**EXERCISE GOAL**
Down to the final line, write out the data below exactly.

**Excerpts from an interface dataset**

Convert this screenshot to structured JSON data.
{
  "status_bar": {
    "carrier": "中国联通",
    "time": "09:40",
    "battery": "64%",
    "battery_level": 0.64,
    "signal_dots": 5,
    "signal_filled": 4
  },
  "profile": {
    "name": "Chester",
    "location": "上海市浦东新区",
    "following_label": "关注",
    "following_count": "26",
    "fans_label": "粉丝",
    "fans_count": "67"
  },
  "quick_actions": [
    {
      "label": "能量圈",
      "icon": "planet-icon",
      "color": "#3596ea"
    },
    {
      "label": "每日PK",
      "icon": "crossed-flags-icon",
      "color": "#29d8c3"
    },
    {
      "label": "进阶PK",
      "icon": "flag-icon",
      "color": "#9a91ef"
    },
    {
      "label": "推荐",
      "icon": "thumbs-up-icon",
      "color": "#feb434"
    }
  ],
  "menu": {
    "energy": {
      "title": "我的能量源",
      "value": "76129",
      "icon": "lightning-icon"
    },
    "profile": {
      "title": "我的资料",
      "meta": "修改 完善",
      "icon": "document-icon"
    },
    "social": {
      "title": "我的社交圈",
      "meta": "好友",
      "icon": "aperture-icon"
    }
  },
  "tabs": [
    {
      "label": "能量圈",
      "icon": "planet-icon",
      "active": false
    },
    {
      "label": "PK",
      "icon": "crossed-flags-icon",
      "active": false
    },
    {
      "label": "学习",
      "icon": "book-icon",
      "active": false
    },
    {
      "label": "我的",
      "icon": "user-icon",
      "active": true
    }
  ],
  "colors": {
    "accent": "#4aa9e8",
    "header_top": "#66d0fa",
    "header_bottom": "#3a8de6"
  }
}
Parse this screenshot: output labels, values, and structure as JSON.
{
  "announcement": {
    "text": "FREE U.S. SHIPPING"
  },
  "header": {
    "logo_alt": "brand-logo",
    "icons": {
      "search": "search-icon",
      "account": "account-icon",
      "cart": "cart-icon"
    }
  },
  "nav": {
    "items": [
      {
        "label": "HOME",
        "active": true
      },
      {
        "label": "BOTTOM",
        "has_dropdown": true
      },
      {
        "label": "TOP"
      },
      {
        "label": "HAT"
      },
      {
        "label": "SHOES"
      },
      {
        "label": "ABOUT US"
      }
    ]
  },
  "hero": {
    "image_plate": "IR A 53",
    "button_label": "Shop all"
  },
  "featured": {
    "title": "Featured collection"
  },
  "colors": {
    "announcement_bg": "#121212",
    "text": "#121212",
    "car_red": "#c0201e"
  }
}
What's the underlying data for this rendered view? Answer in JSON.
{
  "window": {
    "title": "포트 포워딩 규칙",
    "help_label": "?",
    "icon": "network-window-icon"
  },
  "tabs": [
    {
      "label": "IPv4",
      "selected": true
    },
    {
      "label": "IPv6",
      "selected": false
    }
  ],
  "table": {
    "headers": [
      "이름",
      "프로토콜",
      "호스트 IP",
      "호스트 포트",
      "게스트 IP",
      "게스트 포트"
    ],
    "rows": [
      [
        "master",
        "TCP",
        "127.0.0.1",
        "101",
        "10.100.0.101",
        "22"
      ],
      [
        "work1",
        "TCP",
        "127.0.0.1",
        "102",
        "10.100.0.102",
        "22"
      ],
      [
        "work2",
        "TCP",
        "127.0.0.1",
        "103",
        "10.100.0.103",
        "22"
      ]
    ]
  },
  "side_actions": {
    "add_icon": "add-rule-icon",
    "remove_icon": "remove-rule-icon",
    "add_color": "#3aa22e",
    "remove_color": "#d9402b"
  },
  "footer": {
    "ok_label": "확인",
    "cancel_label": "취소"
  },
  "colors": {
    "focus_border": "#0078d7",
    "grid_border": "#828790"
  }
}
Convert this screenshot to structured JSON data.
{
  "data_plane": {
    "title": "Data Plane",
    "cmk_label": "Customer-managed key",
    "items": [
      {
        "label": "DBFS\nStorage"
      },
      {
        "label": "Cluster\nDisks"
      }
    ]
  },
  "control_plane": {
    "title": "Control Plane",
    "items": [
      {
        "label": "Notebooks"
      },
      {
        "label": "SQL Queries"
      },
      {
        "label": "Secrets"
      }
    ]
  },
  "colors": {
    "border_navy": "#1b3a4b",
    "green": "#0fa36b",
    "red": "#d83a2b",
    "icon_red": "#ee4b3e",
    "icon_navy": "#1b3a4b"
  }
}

**REPLY TO THE TASK**
Convert this screenshot to structured JSON data.
{
  "status_bar": {
    "carrier": "中国联通",
    "time": "09:40",
    "battery": "64%",
    "battery_level": 0.64,
    "signal_dots": 5,
    "signal_filled": 4
  },
  "profile": {
    "name": "Chester",
    "location": "上海市浦东新区",
    "following_label": "关注",
    "following_count": "26",
    "fans_label": "粉丝",
    "fans_count": "67"
  },
  "quick_actions": [
    {
      "label": "能量圈",
      "icon": "planet-icon",
      "color": "#3596ea"
    },
    {
      "label": "每日PK",
      "icon": "crossed-flags-icon",
      "color": "#29d8c3"
    },
    {
      "label": "进阶PK",
      "icon": "flag-icon",
      "color": "#9a91ef"
    },
    {
      "label": "推荐",
      "icon": "thumbs-up-icon",
      "color": "#feb434"
    }
  ],
  "menu": {
    "energy": {
      "title": "我的能量源",
      "value": "76129",
      "icon": "lightning-icon"
    },
    "profile": {
      "title": "我的资料",
      "meta": "修改 完善",
      "icon": "document-icon"
    },
    "social": {
      "title": "我的社交圈",
      "meta": "好友",
      "icon": "aperture-icon"
    }
  },
  "tabs": [
    {
      "label": "能量圈",
      "icon": "planet-icon",
      "active": false
    },
    {
      "label": "PK",
      "icon": "crossed-flags-icon",
      "active": false
    },
    {
      "label": "学习",
      "icon": "book-icon",
      "active": false
    },
    {
      "label": "我的",
      "icon": "user-icon",
      "active": true
    }
  ],
  "colors": {
    "accent": "#4aa9e8",
    "header_top": "#66d0fa",
    "header_bottom": "#3a8de6"
  }
}
Parse this screenshot: output labels, values, and structure as JSON.
{
  "announcement": {
    "text": "FREE U.S. SHIPPING"
  },
  "header": {
    "logo_alt": "brand-logo",
    "icons": {
      "search": "search-icon",
      "account": "account-icon",
      "cart": "cart-icon"
    }
  },
  "nav": {
    "items": [
      {
        "label": "HOME",
        "active": true
      },
      {
        "label": "BOTTOM",
        "has_dropdown": true
      },
      {
        "label": "TOP"
      },
      {
        "label": "HAT"
      },
      {
        "label": "SHOES"
      },
      {
        "label": "ABOUT US"
      }
    ]
  },
  "hero": {
    "image_plate": "IR A 53",
    "button_label": "Shop all"
  },
  "featured": {
    "title": "Featured collection"
  },
  "colors": {
    "announcement_bg": "#121212",
    "text": "#121212",
    "car_red": "#c0201e"
  }
}
What's the underlying data for this rendered view? Answer in JSON.
{
  "window": {
    "title": "포트 포워딩 규칙",
    "help_label": "?",
    "icon": "network-window-icon"
  },
  "tabs": [
    {
      "label": "IPv4",
      "selected": true
    },
    {
      "label": "IPv6",
      "selected": false
    }
  ],
  "table": {
    "headers": [
      "이름",
      "프로토콜",
      "호스트 IP",
      "호스트 포트",
      "게스트 IP",
      "게스트 포트"
    ],
    "rows": [
      [
        "master",
        "TCP",
        "127.0.0.1",
        "101",
        "10.100.0.101",
        "22"
      ],
      [
        "work1",
        "TCP",
        "127.0.0.1",
        "102",
        "10.100.0.102",
        "22"
      ],
      [
        "work2",
        "TCP",
        "127.0.0.1",
        "103",
        "10.100.0.103",
        "22"
      ]
    ]
  },
  "side_actions": {
    "add_icon": "add-rule-icon",
    "remove_icon": "remove-rule-icon",
    "add_color": "#3aa22e",
    "remove_color": "#d9402b"
  },
  "footer": {
    "ok_label": "확인",
    "cancel_label": "취소"
  },
  "colors": {
    "focus_border": "#0078d7",
    "grid_border": "#828790"
  }
}
Convert this screenshot to structured JSON data.
{
  "data_plane": {
    "title": "Data Plane",
    "cmk_label": "Customer-managed key",
    "items": [
      {
        "label": "DBFS\nStorage"
      },
      {
        "label": "Cluster\nDisks"
      }
    ]
  },
  "control_plane": {
    "title": "Control Plane",
    "items": [
      {
        "label": "Notebooks"
      },
      {
        "label": "SQL Queries"
      },
      {
        "label": "Secrets"
      }
    ]
  },
  "colors": {
    "border_navy": "#1b3a4b",
    "green": "#0fa36b",
    "red": "#d83a2b",
    "icon_red": "#ee4b3e",
    "icon_navy": "#1b3a4b"
  }
}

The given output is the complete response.